--- WORKING DATA Enclosed Below ---
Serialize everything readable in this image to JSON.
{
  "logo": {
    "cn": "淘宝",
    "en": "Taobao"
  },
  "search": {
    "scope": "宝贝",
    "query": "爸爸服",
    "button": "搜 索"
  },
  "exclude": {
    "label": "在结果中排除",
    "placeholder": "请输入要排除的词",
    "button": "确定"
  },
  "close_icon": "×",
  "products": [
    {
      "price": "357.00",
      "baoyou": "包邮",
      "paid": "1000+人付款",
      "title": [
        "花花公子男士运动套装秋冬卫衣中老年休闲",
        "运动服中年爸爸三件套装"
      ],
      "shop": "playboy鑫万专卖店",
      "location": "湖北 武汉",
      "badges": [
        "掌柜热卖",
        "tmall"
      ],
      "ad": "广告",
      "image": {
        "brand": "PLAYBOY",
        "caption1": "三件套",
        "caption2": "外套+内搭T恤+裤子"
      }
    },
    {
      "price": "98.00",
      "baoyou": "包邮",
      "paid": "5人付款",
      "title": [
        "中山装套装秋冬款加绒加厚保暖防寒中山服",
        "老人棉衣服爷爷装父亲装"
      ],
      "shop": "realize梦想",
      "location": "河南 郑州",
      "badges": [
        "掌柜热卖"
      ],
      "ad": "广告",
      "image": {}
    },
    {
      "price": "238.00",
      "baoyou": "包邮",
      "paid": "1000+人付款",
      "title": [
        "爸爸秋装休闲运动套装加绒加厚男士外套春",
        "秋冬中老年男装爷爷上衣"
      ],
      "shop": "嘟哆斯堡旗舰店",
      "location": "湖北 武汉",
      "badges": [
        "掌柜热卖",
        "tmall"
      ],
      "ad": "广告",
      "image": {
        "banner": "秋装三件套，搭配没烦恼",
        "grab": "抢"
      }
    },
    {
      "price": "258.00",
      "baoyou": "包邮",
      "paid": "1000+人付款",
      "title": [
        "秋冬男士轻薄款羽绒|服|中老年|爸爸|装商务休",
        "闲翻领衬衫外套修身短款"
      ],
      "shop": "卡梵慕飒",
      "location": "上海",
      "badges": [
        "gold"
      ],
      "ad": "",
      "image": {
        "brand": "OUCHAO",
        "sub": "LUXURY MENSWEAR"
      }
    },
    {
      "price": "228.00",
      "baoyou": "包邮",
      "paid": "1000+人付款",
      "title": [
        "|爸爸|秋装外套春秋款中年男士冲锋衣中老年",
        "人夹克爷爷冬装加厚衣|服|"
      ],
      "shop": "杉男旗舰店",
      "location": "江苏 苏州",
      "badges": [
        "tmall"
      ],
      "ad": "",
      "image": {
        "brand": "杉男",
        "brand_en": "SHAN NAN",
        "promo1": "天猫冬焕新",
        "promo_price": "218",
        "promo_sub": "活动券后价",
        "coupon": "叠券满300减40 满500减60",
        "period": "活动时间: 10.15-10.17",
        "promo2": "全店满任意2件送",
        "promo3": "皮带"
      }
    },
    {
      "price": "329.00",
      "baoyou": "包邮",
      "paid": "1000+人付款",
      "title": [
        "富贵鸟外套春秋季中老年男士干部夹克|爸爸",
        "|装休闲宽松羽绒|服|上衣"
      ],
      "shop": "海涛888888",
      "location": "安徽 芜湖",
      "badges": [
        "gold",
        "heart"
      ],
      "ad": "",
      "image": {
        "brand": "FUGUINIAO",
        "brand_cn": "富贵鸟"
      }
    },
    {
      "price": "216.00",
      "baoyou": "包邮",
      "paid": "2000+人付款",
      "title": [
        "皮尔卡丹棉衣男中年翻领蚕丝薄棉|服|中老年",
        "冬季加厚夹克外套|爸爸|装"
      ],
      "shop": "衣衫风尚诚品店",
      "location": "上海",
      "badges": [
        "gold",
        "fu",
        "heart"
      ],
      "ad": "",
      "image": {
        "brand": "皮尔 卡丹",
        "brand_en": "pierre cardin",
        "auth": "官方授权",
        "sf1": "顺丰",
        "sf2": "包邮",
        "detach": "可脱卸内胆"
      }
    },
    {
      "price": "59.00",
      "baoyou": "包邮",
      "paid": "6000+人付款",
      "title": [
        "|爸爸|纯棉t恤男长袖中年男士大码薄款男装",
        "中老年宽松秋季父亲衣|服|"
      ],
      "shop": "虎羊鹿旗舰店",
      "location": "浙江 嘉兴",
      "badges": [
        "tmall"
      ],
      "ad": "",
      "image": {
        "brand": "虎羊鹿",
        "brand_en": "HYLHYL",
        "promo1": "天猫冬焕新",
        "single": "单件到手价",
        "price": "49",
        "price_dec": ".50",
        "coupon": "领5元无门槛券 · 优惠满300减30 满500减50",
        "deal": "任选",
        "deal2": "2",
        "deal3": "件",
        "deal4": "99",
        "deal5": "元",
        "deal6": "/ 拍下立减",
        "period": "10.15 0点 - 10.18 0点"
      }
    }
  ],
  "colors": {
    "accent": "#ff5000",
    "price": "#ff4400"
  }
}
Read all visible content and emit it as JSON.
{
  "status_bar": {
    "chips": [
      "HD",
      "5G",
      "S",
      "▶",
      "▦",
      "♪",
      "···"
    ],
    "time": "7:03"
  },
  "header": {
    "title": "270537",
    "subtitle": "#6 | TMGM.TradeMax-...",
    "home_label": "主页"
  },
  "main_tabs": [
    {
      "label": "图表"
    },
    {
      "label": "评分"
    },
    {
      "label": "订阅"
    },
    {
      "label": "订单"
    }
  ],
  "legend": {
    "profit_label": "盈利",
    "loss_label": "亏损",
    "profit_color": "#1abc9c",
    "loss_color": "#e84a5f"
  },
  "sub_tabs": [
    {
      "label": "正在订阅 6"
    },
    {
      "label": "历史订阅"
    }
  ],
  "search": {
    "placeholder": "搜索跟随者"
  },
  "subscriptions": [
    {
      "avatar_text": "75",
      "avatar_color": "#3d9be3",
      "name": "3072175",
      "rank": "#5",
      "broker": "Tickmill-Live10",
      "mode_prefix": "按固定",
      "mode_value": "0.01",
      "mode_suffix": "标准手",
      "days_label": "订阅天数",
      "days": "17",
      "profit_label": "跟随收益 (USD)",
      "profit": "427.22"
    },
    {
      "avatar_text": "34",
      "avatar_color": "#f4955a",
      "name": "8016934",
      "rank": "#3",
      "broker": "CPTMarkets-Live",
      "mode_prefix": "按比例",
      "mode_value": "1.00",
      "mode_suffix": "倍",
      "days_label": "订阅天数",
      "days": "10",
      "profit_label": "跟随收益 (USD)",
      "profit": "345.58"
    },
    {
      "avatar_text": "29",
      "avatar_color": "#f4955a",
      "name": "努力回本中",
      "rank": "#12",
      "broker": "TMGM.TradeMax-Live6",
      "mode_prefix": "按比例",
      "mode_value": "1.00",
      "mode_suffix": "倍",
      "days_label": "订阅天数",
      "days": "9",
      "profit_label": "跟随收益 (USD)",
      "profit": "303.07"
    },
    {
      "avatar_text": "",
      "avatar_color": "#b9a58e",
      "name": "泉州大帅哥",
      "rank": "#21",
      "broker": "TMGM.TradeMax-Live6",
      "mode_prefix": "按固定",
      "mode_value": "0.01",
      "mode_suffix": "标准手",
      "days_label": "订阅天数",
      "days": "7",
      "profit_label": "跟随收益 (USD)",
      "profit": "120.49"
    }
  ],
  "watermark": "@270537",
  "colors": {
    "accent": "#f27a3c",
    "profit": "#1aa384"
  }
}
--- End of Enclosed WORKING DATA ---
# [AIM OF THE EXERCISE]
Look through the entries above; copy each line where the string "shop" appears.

# [YOUR RESPONSE]
      "shop": "playboy鑫万专卖店",
      "shop": "realize梦想",
      "shop": "嘟哆斯堡旗舰店",
      "shop": "卡梵慕飒",
      "shop": "杉男旗舰店",
      "shop": "海涛888888",
      "shop": "衣衫风尚诚品店",
      "shop": "虎羊鹿旗舰店",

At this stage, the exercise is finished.